Having moved from center midfield to center back just two games into his college career at Santa Clara University and continuing in that role throughout three years at Santa Clara and one at the University of North Carolina, Anibaba lacked the instinctual knowledge of when to charge forward and when to drop back. His decisiveness when trapped by the sideline or when facing a speedy midfielder was not as quick as it could have been.
But nearing the end of a third season of learning on the job, the last two concentrated on right back, the little things have come together for the ninth pick in the 2011 MLS SuperDraft.
“I've grown a lot,” Anibaba told MLSsoccer.com. “To watch my games and my touches from my first year and even the beginning of last year, I'm a completely different player when it comes to playing right back, and I think that's because of the time I put in and the dedication I've put in.”
After Anibaba split time between center back and right back in his rookie season of 2011, Fire head coach Frank Klopas pushed Anibaba ahead of the more experienced Dan Gargan to make 32 starts last season as the club's every-day right back. His play was far from perfect, but he grew increasingly comfortable as the season went along, connecting on more and more crosses and learning the nuances of the position.
“From a tactical standpoint, having the understanding, reading the game better is important, and he got that with experience,” Klopas told MLSsoccer.com. “He's a guy that's played two, three years and you expect that: to gain experience every game.”
This season, Anibaba has been one of the Fire's most consistent players. Anibaba and Fire center back Austin Berry are two of only three MLS field players (New England's Jose Goncalves is the other) to play every minute this season. On Saturday, Anibaba curled a shot from outside the penalty area into the upper corner to net what league-leading goalscorer Mike Magee called “one of the biggest goals we've scored,” and Anibaba has also notched three assists.
More importantly than any individual play, his tactical understanding of his right-back position has grown with every minute.
“Little by little, you can definitely see how he's better and smarter with the ball at his feet,” veteran left back Gonzalo Segares told MLSsoccer.com. “The way he reads the game, just changing from being a center back to a right back, it's not that simple. He's been adjusting well over there; he can read the game better as well. His positioning has been very good. I've seen it through the year how much better he's played that position as well.”
Despite having spent all of last year at right back, Anibaba still had to prove himself. In preseason, Logan Pause started a few games at right back after the club brought in Jeff Larentowicz in the midfield, but Anibaba earned his starting spot and has not let go.
That competition brought out Anibaba's drive to continually improve at a position not so new to him anymore.

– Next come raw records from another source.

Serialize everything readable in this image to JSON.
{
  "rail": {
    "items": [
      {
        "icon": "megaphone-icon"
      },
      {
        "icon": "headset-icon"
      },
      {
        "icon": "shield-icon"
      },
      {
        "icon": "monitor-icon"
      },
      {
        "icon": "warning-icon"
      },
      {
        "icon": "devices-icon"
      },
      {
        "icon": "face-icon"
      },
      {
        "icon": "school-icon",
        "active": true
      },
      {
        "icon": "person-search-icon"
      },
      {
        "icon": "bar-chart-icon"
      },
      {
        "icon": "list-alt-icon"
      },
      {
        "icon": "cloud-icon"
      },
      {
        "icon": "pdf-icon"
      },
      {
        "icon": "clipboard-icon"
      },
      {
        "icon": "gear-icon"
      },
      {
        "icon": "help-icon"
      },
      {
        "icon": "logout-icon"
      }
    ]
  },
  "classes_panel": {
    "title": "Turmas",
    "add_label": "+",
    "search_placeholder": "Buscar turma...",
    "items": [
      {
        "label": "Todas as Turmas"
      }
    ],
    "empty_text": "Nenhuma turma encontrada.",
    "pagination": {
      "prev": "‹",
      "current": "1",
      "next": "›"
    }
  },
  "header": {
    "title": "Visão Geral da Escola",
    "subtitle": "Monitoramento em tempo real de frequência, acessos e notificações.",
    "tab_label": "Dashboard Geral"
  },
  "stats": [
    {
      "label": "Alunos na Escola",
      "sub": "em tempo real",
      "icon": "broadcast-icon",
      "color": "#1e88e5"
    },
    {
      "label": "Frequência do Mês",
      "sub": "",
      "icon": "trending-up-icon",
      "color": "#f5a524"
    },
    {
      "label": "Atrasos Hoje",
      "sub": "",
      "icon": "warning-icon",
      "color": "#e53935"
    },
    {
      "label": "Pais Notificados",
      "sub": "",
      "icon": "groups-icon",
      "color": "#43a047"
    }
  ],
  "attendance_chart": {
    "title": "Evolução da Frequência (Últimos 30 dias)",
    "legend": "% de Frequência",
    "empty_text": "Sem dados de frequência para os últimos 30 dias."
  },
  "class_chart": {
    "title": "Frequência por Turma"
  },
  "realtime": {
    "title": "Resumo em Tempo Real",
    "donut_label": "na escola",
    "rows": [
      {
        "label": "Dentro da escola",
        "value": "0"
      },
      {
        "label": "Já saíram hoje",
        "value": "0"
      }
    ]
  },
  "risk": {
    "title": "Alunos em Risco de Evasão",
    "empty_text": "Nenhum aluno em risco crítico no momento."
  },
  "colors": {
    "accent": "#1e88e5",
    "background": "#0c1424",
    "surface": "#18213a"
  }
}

“I have a better understanding of when to get myself into dangerous spots, advanced positions, and I provide much better service going forward,” Anibaba said. “Also from a defensive stance, I have a better understanding of where I need to be when the other team is in dangerous spots as well. It's a consistent learning process, and there's never a perfect game to be played. … Even though I've played every single game of the season thus far, I still have to prove myself this week of training to earn a spot to play this weekend.”